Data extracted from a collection
►
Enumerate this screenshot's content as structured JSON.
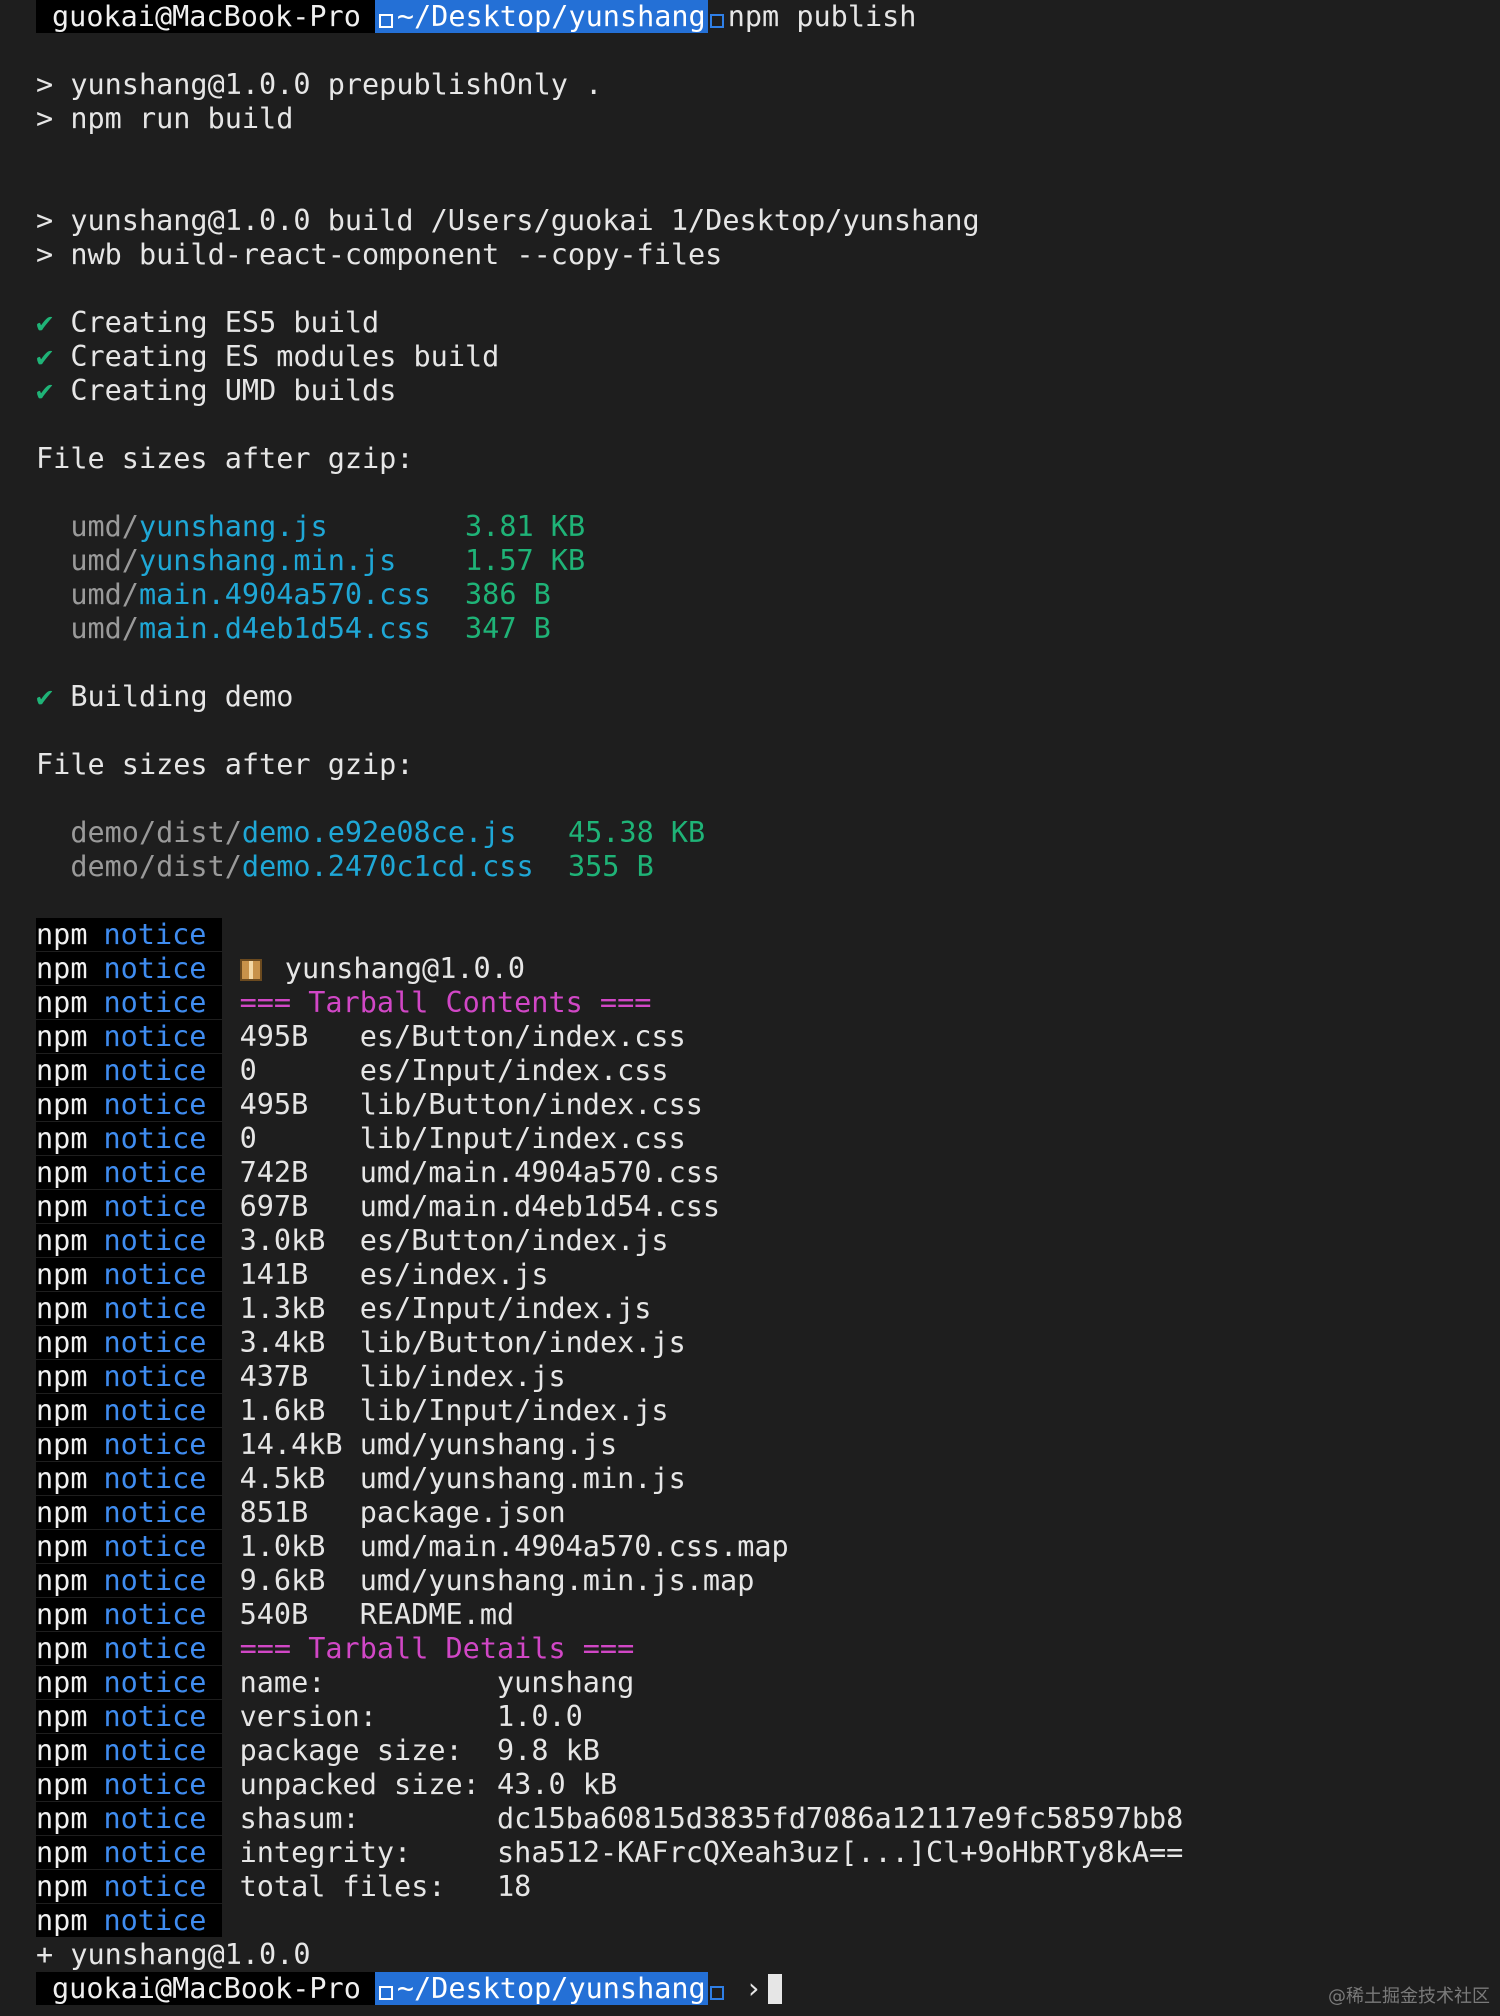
{
  "prompt": {
    "user_host": "guokai@MacBook-Pro",
    "path": "~/Desktop/yunshang",
    "command": "npm publish"
  },
  "prepublish": [
    "> yunshang@1.0.0 prepublishOnly .",
    "> npm run build"
  ],
  "build": [
    "> yunshang@1.0.0 build /Users/guokai 1/Desktop/yunshang",
    "> nwb build-react-component --copy-files"
  ],
  "check_mark": "✔",
  "steps": [
    "Creating ES5 build",
    "Creating ES modules build",
    "Creating UMD builds"
  ],
  "sizes_heading": "File sizes after gzip:",
  "umd_files": [
    {
      "dir": "umd/",
      "name": "yunshang.js",
      "pad": "        ",
      "size": "3.81 KB"
    },
    {
      "dir": "umd/",
      "name": "yunshang.min.js",
      "pad": "    ",
      "size": "1.57 KB"
    },
    {
      "dir": "umd/",
      "name": "main.4904a570.css",
      "pad": "  ",
      "size": "386 B"
    },
    {
      "dir": "umd/",
      "name": "main.d4eb1d54.css",
      "pad": "  ",
      "size": "347 B"
    }
  ],
  "demo_step": "Building demo",
  "demo_files": [
    {
      "dir": "demo/dist/",
      "name": "demo.e92e08ce.js",
      "pad": "   ",
      "size": "45.38 KB"
    },
    {
      "dir": "demo/dist/",
      "name": "demo.2470c1cd.css",
      "pad": "  ",
      "size": "355 B"
    }
  ],
  "npm_label": "npm",
  "notice_label": "notice",
  "package_line": "yunshang@1.0.0",
  "contents_heading": "=== Tarball Contents ===",
  "contents": [
    {
      "size": "495B  ",
      "file": "es/Button/index.css"
    },
    {
      "size": "0     ",
      "file": "es/Input/index.css"
    },
    {
      "size": "495B  ",
      "file": "lib/Button/index.css"
    },
    {
      "size": "0     ",
      "file": "lib/Input/index.css"
    },
    {
      "size": "742B  ",
      "file": "umd/main.4904a570.css"
    },
    {
      "size": "697B  ",
      "file": "umd/main.d4eb1d54.css"
    },
    {
      "size": "3.0kB ",
      "file": "es/Button/index.js"
    },
    {
      "size": "141B  ",
      "file": "es/index.js"
    },
    {
      "size": "1.3kB ",
      "file": "es/Input/index.js"
    },
    {
      "size": "3.4kB ",
      "file": "lib/Button/index.js"
    },
    {
      "size": "437B  ",
      "file": "lib/index.js"
    },
    {
      "size": "1.6kB ",
      "file": "lib/Input/index.js"
    },
    {
      "size": "14.4kB",
      "file": "umd/yunshang.js"
    },
    {
      "size": "4.5kB ",
      "file": "umd/yunshang.min.js"
    },
    {
      "size": "851B  ",
      "file": "package.json"
    },
    {
      "size": "1.0kB ",
      "file": "umd/main.4904a570.css.map"
    },
    {
      "size": "9.6kB ",
      "file": "umd/yunshang.min.js.map"
    },
    {
      "size": "540B  ",
      "file": "README.md"
    }
  ],
  "details_heading": "=== Tarball Details ===",
  "details": [
    {
      "key": "name:          ",
      "value": "yunshang"
    },
    {
      "key": "version:       ",
      "value": "1.0.0"
    },
    {
      "key": "package size:  ",
      "value": "9.8 kB"
    },
    {
      "key": "unpacked size: ",
      "value": "43.0 kB"
    },
    {
      "key": "shasum:        ",
      "value": "dc15ba60815d3835fd7086a12117e9fc58597bb8"
    },
    {
      "key": "integrity:     ",
      "value": "sha512-KAFrcQXeah3uz[...]Cl+9oHbRTy8kA=="
    },
    {
      "key": "total files:   ",
      "value": "18"
    }
  ],
  "published": "+ yunshang@1.0.0",
  "prompt_chevron": "›",
  "watermark": "@稀土掘金技术社区",
  "colors": {
    "background": "#1e1e1e",
    "path_segment": "#2470d6",
    "check": "#1fb377",
    "cyan": "#1fa7d6",
    "notice": "#3f8cf0",
    "magenta": "#d147c6"
  }
}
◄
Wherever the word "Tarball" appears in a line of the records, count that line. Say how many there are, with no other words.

2